NJ has many “Bhopal” like facilities that store extremely hazardous chemicals where an accident or terror attack could kill thousands of people.
Former deceased NJ Senator Frank Lautenberg was a national leader in seeking protections from these risks – leadership Senator Corey Booker has not emulated.
According to EPA’s Federal Register notice:
The Environmental Protection Agency (EPA), in response to Executive Order 13650, is amending its Risk Management Program regulations. The revisions contain several changes to the accident prevention program requirements including an additional analysis of safer technology and alternatives as part of the process hazard analysis for some Program 3 processes, third-party audits and incident investigation root cause analysis for Program 2 and Program 3 processes; enhancements to the emergency preparedness requirements; increased public availability of chemical hazard information; and several other changes to certain regulatory definitions and data elements submitted in risk management plans. These amendments seek to improve chemical process safety, assist local emergency authorities in planning for and responding to accidents, and improve public awareness of chemical hazards at regulated sources.
Not. surprisingly, Executive Order 13650 (“Improving Chemical Facility Safety and Security“) was issued by President Obama and sought to strengthen protections. Trump/Pruitt see those protections as economic burdens on their corporate contributors.
(Update: Trump’s budget proposes to eliminate the Chemical Safety Board)
III) Public involvement in permitting and enforcement actions
The people of NJ understand how important it is to participate in and pressure regulators to do the right thing. The rules of the game govern how that happens.
The community is often the last o know about toxic hazards in their community, as corporations work with regulators behind the scenes to conceal problems. Transparency and public involvement can prevent these kind of disasters.
EPA had proposed new rules to enhance public involvement:
Part 22 of Title 40 of the CFR establishes procedures governing administrative adjudicatory proceedings to assess administrative civil penalties, to issue various compliance orders, and to terminate or suspend certain permits. 40 CFR 22.1. These proceedings are conducted under a variety of environmental statutes, including the Clean Air Act, the Clean Water Act, the Solid Waste Disposal Act, and the Federal Insecticide, Fungicide, and Rodenticide Act, among others. Such cases are generally heard by the Administrative Law Judges (ALJs) within the EPA’s Office of Administrative Law Judges or Regional Judicial Officers. The part 22 regulations are titled the “Consolidated Rules of Practice Governing the Administrative Assessment of Civil Penalties, Issuance of Compliance or Corrective Action Orders, and the Revocation/Termination or Suspension of Permits” (“Rules of Practice”).
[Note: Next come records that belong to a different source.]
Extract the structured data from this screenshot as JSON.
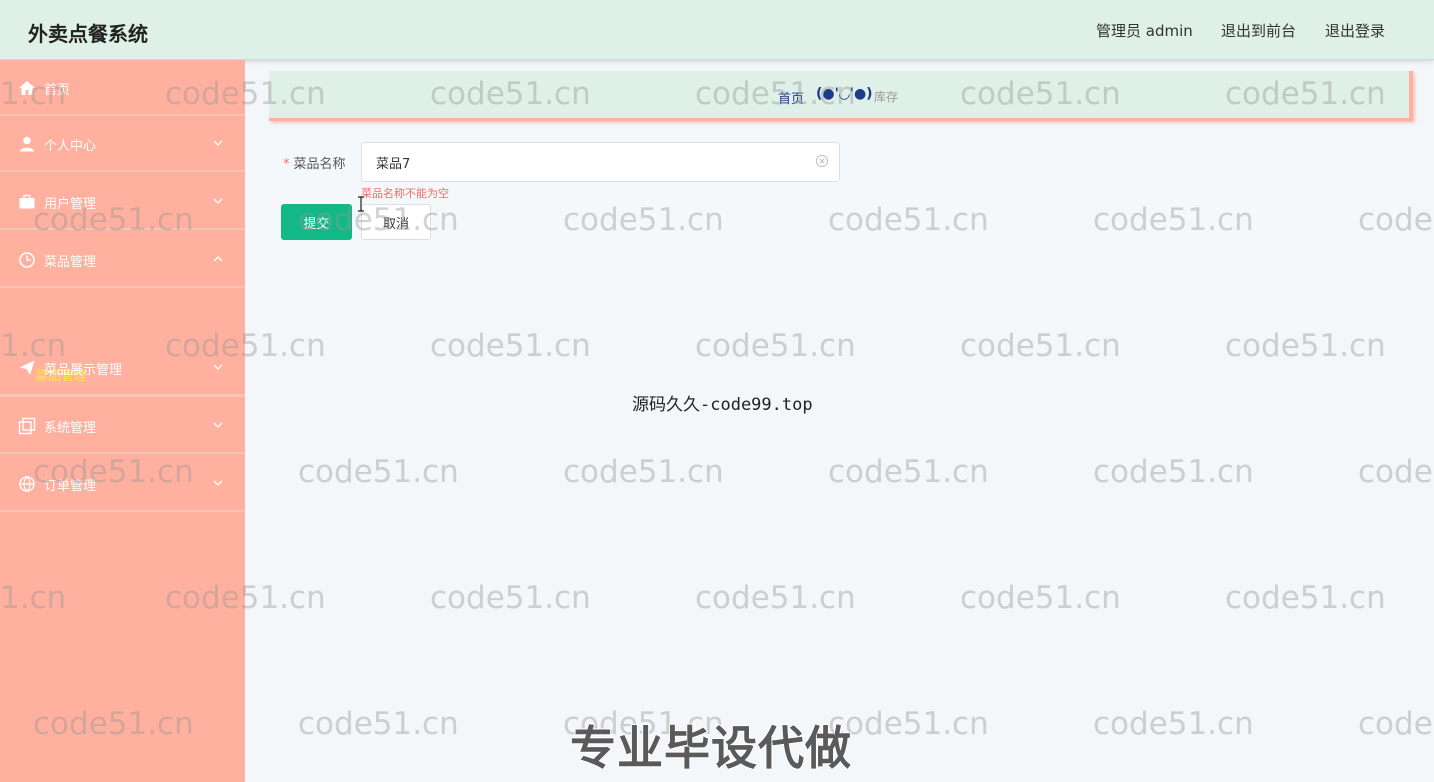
{
  "header": {
    "app_title": "外卖点餐系统",
    "admin_label": "管理员 admin",
    "front_link": "退出到前台",
    "logout_link": "退出登录"
  },
  "sidebar": {
    "items": [
      {
        "label": "首页",
        "icon": "home-icon"
      },
      {
        "label": "个人中心",
        "icon": "user-icon"
      },
      {
        "label": "用户管理",
        "icon": "briefcase-icon"
      },
      {
        "label": "菜品管理",
        "icon": "clock-icon"
      },
      {
        "label": "菜品展示管理",
        "icon": "send-icon"
      },
      {
        "label": "系统管理",
        "icon": "copy-icon"
      },
      {
        "label": "订单管理",
        "icon": "globe-icon"
      }
    ],
    "active_submenu": "菜品管理",
    "submenu_color": "#ffeb3b",
    "background_color": "#ffb09f"
  },
  "breadcrumb": {
    "home": "首页",
    "separator": "(●'◡'●)",
    "current": "库存"
  },
  "form": {
    "name_label": "菜品名称",
    "required_mark": "*",
    "name_value": "菜品7",
    "error_message": "菜品名称不能为空",
    "submit_label": "提交",
    "cancel_label": "取消",
    "submit_color": "#12b886"
  },
  "overlay": {
    "watermark": "code51.cn",
    "watermark_edge_left": "1.cn",
    "watermark_edge_right": "code",
    "caption": "源码久久-code99.top",
    "promo": "专业毕设代做"
  }
}
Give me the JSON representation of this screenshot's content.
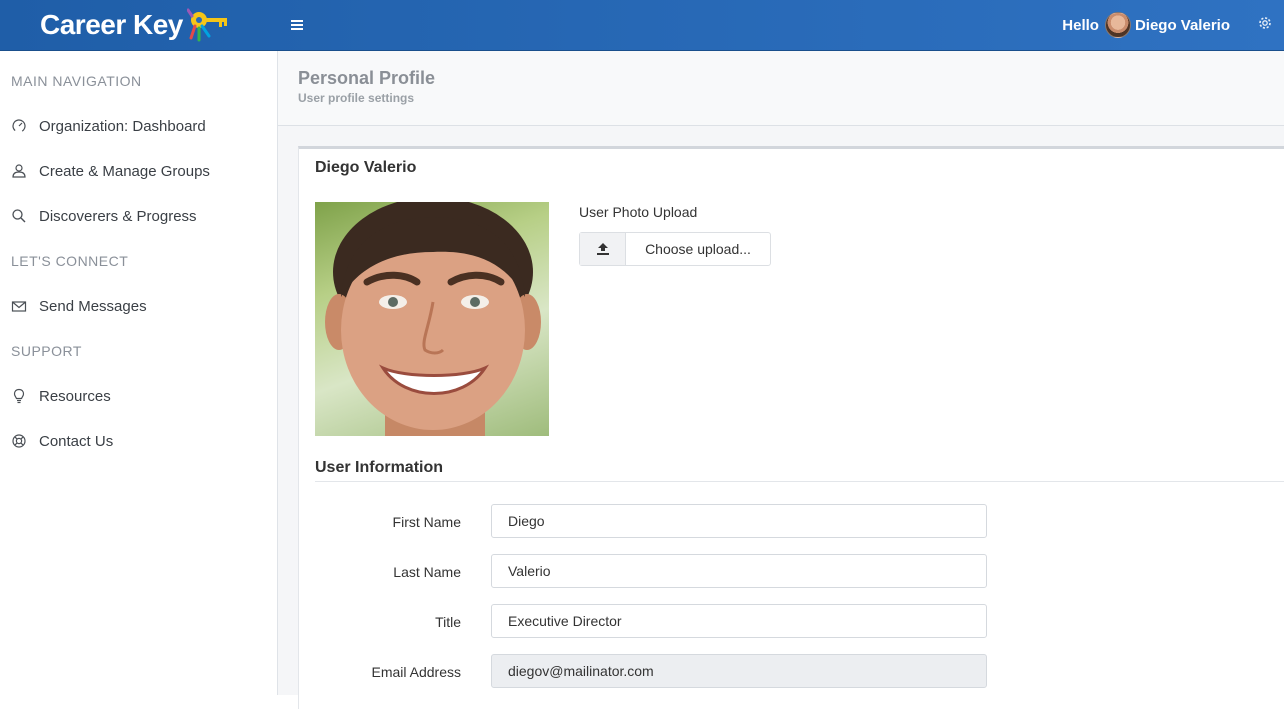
{
  "app": {
    "logo_text": "Career Key",
    "greeting": "Hello",
    "user_name": "Diego Valerio"
  },
  "icons": {
    "menu": "hamburger-icon",
    "settings": "gear-icon",
    "upload": "upload-icon"
  },
  "sidebar": {
    "sections": [
      {
        "header": "MAIN NAVIGATION",
        "items": [
          {
            "label": "Organization: Dashboard",
            "icon": "dashboard-gauge-icon"
          },
          {
            "label": "Create & Manage Groups",
            "icon": "user-icon"
          },
          {
            "label": "Discoverers & Progress",
            "icon": "search-icon"
          }
        ]
      },
      {
        "header": "LET'S CONNECT",
        "items": [
          {
            "label": "Send Messages",
            "icon": "envelope-icon"
          }
        ]
      },
      {
        "header": "SUPPORT",
        "items": [
          {
            "label": "Resources",
            "icon": "lightbulb-icon"
          },
          {
            "label": "Contact Us",
            "icon": "lifebuoy-icon"
          }
        ]
      }
    ]
  },
  "page": {
    "title": "Personal Profile",
    "subtitle": "User profile settings"
  },
  "profile": {
    "name": "Diego Valerio",
    "upload_label": "User Photo Upload",
    "upload_button": "Choose upload...",
    "section_title": "User Information",
    "fields": [
      {
        "label": "First Name",
        "value": "Diego"
      },
      {
        "label": "Last Name",
        "value": "Valerio"
      },
      {
        "label": "Title",
        "value": "Executive Director"
      },
      {
        "label": "Email Address",
        "value": "diegov@mailinator.com"
      }
    ]
  },
  "colors": {
    "topbar": "#2a69b8",
    "accent_yellow": "#f5c518",
    "sidebar_header": "#8a9099"
  }
}
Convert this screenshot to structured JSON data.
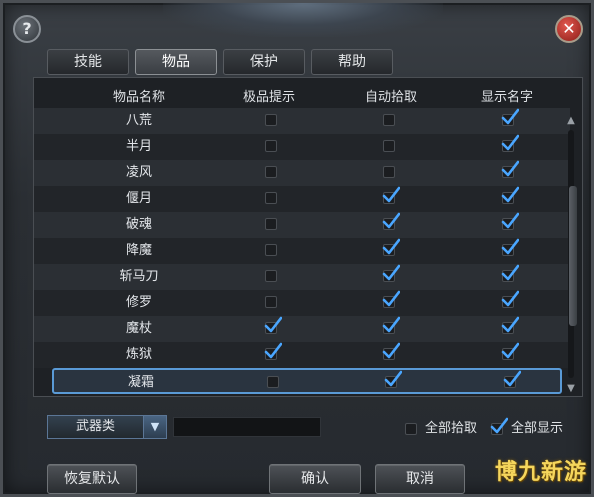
{
  "window": {
    "help_glyph": "?",
    "close_glyph": "✕"
  },
  "tabs": [
    {
      "label": "技能",
      "active": false
    },
    {
      "label": "物品",
      "active": true
    },
    {
      "label": "保护",
      "active": false
    },
    {
      "label": "帮助",
      "active": false
    }
  ],
  "table": {
    "columns": [
      "物品名称",
      "极品提示",
      "自动拾取",
      "显示名字"
    ],
    "rows": [
      {
        "name": "八荒",
        "premium_hint": false,
        "auto_pickup": false,
        "show_name": true
      },
      {
        "name": "半月",
        "premium_hint": false,
        "auto_pickup": false,
        "show_name": true
      },
      {
        "name": "凌风",
        "premium_hint": false,
        "auto_pickup": false,
        "show_name": true
      },
      {
        "name": "偃月",
        "premium_hint": false,
        "auto_pickup": true,
        "show_name": true
      },
      {
        "name": "破魂",
        "premium_hint": false,
        "auto_pickup": true,
        "show_name": true
      },
      {
        "name": "降魔",
        "premium_hint": false,
        "auto_pickup": true,
        "show_name": true
      },
      {
        "name": "斩马刀",
        "premium_hint": false,
        "auto_pickup": true,
        "show_name": true
      },
      {
        "name": "修罗",
        "premium_hint": false,
        "auto_pickup": true,
        "show_name": true
      },
      {
        "name": "魔杖",
        "premium_hint": true,
        "auto_pickup": true,
        "show_name": true
      },
      {
        "name": "炼狱",
        "premium_hint": true,
        "auto_pickup": true,
        "show_name": true
      },
      {
        "name": "凝霜",
        "premium_hint": false,
        "auto_pickup": true,
        "show_name": true,
        "selected": true
      }
    ]
  },
  "filter": {
    "category_value": "武器类",
    "arrow_glyph": "▼",
    "search_value": ""
  },
  "bulk": {
    "all_pickup_label": "全部拾取",
    "all_pickup_checked": false,
    "all_show_label": "全部显示",
    "all_show_checked": true
  },
  "buttons": {
    "restore_label": "恢复默认",
    "confirm_label": "确认",
    "cancel_label": "取消"
  },
  "scroll": {
    "up_glyph": "▲",
    "down_glyph": "▼"
  },
  "watermark": "博九新游",
  "colors": {
    "check_blue": "#4aa6ff"
  }
}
I don’t recall reading any NJ press coverage of any of this.
The media is repeating the negligent non-coverage of Gov. Christie’s regulatory policy.
When there’s a refinery blowout or a toxic train derails or a chemical plant blows up – or there’s an oil spill – I’m sure we’ll get the 24×7 sensational coverage, but nothing about the underlying causes.
Or maybe we can get some coverage when the freeze expires in the very near future.
Let’s see how many rules Trump kills – he’s already killed several – and whether NJ’s Congressional delegation speaks out publicly and works to block them (hint Senator Booker!)